You know, because earthquakes are such a recent phenomenon.
(Grist) — So far, today’s tsunami has mainly affected Japan — there are reports of up to 300 dead in the coastal city of Sendai — but future tsunamis could strike the U.S. and virtually any other coastal area of the world with equal or greater force, say scientists. In a little-heeded warning issued at a 2009 conference on the subject, experts outlined a range of mechanisms by which climate change could already be causing more earthquakes, tsunamis, and volcanic activity. . . .
Scientists have known for some time that climate change affects not just the atmosphere and the oceans but the earth’s crust, but these effects are not widely understood by the public.
“In the political community people are almost completely unaware of any geological aspects to climate change,” said McGuire.
This means a world in which we are warming the earth by pumping greenhouse gasses into the atmosphere at a pace that is unprecedented in Earth’s history is also a world in which the consequences of climate change could come hard and fast, including tsunamis and earthquakes.

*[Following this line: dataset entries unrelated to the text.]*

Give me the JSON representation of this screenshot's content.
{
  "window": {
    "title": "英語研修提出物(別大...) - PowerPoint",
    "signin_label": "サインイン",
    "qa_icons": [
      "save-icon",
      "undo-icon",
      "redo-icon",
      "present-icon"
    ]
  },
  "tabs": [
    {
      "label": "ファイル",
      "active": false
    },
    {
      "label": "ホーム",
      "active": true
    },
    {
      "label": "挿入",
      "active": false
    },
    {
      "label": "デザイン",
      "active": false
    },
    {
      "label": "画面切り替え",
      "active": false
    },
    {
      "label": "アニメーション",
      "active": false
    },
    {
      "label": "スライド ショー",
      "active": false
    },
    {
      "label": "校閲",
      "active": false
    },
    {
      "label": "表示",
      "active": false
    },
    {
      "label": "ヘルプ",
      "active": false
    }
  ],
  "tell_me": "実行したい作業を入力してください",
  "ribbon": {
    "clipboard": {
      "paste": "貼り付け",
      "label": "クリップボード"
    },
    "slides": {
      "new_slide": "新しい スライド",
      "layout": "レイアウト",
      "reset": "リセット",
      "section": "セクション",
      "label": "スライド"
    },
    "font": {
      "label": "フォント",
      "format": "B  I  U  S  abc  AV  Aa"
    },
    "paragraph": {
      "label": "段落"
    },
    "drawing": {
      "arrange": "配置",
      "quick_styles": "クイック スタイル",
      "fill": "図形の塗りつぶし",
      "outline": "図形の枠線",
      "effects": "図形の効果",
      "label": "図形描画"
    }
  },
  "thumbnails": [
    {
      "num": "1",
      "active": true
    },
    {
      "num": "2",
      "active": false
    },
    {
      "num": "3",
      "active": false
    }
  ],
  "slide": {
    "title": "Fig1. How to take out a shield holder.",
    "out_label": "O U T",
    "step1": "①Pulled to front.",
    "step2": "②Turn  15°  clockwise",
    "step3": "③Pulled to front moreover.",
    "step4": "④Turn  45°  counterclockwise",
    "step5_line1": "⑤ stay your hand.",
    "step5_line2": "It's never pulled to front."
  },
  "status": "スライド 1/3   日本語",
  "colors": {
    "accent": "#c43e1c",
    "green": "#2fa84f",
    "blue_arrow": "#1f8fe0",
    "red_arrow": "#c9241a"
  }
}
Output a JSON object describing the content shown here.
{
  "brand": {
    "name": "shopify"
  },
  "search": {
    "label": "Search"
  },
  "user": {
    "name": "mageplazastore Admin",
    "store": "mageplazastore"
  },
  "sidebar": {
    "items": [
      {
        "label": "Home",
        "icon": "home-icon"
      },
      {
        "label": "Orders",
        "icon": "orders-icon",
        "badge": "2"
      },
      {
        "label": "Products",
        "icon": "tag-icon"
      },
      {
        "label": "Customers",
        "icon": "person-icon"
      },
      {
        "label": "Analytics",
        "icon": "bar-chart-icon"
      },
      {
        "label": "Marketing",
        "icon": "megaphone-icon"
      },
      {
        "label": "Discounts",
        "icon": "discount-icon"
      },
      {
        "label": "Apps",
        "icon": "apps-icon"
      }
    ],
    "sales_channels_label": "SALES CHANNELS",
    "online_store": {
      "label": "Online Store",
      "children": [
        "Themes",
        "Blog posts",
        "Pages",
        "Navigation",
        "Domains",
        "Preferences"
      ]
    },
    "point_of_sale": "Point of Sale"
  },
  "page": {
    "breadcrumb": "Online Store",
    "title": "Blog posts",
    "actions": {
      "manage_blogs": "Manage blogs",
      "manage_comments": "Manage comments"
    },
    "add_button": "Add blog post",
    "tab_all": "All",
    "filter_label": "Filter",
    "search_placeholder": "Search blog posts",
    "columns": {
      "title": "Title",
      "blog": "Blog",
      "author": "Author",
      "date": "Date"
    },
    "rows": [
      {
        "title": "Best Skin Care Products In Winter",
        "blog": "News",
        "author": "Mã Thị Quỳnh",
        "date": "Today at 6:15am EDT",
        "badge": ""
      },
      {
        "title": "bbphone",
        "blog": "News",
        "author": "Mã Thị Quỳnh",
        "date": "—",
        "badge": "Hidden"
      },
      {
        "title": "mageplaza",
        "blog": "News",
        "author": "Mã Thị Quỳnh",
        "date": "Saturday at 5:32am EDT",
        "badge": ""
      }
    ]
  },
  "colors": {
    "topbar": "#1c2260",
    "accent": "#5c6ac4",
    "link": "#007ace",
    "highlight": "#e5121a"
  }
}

It’s often difficult to visualize what climate change-related disasters might look like, but the images pouring out of Japan are yet another reminder of the specter of storm surges supercharged by more powerful storms and rising seas, and even climate-change caused tsunamis. (All of America’s coastal cities are vulnerable to these impacts — including, in this powerful animation, New York City.) Right on the heels of Brisbane, Snowpocalypse and Australia’s record dust storms, we have yet another reminder of what an earth transformed by climate change earth could look like.